_Task objective_
Take each line in the entries below that holds "this" and show it.

Saved data entries
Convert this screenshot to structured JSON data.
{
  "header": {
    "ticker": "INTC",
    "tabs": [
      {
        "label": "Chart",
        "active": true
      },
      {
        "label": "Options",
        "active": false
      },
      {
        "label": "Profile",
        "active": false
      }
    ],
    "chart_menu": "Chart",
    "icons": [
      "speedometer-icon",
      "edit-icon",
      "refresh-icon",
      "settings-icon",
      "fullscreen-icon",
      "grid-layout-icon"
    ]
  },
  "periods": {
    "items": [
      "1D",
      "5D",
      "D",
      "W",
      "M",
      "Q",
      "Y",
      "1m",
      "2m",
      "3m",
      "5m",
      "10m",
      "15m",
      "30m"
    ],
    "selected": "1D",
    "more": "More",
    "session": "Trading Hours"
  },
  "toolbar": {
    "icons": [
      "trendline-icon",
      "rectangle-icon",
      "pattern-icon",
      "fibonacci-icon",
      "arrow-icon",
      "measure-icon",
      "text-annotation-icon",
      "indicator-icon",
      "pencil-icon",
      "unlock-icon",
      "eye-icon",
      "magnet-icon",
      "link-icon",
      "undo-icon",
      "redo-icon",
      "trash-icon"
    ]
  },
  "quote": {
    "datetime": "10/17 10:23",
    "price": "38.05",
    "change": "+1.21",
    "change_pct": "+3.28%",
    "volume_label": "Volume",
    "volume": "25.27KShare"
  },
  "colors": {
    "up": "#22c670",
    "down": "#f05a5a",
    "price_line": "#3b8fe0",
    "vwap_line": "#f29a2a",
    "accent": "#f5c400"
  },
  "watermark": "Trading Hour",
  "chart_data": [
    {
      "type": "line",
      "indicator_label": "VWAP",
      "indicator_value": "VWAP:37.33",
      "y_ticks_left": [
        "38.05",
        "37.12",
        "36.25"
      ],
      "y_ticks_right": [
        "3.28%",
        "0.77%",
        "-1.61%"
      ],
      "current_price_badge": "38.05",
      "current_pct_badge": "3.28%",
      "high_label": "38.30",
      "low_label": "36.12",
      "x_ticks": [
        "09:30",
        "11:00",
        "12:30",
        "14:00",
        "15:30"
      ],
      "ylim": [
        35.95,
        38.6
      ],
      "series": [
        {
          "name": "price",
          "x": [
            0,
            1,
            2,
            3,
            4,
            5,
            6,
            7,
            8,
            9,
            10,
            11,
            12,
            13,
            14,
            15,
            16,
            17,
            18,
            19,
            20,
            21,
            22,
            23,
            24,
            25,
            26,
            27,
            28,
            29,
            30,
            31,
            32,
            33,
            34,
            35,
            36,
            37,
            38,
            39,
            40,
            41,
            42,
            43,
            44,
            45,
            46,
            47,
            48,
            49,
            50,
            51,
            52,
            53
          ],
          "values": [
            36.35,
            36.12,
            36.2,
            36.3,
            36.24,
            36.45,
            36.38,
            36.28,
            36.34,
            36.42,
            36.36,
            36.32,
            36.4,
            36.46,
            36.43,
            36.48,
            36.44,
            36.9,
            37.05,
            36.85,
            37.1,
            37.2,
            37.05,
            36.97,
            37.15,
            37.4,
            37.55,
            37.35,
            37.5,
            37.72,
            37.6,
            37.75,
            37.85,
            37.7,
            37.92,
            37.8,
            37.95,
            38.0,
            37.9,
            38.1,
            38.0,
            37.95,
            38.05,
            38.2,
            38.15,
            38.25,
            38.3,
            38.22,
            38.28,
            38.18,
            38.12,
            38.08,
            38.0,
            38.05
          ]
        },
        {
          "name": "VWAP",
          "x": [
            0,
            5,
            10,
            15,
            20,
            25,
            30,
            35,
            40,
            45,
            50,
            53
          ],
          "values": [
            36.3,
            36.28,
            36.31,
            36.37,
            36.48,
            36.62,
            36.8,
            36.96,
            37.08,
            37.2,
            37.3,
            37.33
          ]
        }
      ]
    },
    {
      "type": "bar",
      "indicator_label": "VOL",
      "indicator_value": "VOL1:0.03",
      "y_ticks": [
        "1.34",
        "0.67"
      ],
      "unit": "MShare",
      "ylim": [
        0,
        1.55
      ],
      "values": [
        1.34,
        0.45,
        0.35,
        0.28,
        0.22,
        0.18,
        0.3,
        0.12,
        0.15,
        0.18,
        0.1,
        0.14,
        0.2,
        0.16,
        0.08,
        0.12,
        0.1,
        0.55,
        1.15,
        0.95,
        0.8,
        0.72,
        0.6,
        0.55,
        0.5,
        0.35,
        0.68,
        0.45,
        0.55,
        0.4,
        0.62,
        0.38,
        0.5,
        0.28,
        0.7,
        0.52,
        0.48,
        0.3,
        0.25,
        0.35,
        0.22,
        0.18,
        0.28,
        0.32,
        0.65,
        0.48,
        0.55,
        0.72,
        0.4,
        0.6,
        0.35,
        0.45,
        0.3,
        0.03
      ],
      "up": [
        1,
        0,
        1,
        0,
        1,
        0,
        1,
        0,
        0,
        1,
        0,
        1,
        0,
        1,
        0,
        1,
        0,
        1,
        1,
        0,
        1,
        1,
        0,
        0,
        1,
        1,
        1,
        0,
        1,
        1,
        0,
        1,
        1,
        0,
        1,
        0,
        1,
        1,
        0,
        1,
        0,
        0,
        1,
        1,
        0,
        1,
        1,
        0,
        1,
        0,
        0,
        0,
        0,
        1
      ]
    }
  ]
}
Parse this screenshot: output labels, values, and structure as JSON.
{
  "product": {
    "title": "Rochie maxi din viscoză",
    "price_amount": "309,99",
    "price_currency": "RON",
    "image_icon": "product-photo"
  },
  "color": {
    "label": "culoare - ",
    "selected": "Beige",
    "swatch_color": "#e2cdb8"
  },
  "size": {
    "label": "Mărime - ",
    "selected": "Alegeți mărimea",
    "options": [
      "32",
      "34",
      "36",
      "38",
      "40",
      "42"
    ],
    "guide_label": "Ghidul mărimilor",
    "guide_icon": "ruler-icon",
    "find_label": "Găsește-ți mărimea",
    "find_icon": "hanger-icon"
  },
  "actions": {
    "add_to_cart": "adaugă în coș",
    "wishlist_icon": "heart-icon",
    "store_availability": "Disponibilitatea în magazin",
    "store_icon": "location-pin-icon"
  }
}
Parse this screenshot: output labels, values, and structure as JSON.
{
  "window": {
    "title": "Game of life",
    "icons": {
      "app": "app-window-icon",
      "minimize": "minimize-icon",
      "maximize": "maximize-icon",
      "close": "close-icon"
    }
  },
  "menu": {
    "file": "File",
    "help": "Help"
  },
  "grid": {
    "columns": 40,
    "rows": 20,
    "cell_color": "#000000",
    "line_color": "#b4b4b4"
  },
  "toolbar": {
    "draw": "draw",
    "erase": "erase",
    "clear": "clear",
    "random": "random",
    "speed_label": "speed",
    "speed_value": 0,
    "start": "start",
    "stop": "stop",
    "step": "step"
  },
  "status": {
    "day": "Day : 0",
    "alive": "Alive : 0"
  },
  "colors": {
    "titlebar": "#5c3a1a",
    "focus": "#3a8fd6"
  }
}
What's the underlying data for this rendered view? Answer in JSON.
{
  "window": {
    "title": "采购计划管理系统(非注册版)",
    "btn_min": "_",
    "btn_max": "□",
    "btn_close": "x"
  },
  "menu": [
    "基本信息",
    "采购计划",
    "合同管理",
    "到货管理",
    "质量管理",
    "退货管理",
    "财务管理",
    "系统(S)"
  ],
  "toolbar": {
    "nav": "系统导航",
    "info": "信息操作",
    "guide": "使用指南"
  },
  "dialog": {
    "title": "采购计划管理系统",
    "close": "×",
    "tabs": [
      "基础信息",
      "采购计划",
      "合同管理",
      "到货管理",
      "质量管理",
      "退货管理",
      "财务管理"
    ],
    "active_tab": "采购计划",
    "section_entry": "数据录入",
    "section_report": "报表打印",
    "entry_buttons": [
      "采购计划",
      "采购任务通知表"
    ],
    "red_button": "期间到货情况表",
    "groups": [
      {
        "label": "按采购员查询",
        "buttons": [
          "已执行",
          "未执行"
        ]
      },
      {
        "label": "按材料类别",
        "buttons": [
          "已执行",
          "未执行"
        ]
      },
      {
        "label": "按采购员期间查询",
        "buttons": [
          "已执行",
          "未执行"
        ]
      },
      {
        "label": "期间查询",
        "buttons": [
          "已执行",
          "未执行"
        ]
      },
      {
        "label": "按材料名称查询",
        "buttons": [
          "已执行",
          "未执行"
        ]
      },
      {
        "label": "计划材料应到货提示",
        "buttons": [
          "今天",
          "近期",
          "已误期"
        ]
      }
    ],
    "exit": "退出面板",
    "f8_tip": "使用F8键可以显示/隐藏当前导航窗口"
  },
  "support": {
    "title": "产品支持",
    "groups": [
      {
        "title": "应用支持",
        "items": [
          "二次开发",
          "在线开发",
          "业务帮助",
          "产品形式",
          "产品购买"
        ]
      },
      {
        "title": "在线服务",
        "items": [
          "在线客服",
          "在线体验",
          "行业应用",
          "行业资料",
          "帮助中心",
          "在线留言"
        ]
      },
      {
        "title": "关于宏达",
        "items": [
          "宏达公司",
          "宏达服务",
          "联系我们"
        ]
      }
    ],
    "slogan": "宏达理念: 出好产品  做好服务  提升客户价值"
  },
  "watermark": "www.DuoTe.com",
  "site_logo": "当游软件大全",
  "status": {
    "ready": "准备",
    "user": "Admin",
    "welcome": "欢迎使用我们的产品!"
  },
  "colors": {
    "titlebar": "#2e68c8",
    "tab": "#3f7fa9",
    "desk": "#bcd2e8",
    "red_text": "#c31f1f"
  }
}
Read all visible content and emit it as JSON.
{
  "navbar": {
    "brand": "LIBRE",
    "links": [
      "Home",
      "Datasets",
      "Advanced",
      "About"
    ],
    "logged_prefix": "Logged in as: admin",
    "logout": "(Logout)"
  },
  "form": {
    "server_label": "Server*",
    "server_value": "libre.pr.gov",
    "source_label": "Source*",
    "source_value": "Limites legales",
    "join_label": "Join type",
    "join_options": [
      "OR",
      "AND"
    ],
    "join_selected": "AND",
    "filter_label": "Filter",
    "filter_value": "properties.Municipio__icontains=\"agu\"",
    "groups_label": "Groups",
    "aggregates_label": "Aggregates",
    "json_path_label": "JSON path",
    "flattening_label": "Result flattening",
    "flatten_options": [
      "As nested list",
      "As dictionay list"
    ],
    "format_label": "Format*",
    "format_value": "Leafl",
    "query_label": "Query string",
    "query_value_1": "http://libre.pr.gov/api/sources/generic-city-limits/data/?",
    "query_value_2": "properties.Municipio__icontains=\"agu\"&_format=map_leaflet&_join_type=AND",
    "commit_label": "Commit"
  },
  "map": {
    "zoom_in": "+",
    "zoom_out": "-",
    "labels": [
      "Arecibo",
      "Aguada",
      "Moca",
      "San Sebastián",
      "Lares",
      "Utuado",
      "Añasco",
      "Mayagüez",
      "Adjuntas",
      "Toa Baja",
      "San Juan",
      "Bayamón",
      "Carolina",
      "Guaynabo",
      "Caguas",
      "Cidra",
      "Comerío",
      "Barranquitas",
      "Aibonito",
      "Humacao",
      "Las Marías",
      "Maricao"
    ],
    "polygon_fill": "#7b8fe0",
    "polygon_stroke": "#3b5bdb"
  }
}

_Answer below_
Convert this screenshot to structured JSON data.
Parse this screenshot: output labels, values, and structure as JSON.
Parse this screenshot: output labels, values, and structure as JSON.
What's the underlying data for this rendered view? Answer in JSON.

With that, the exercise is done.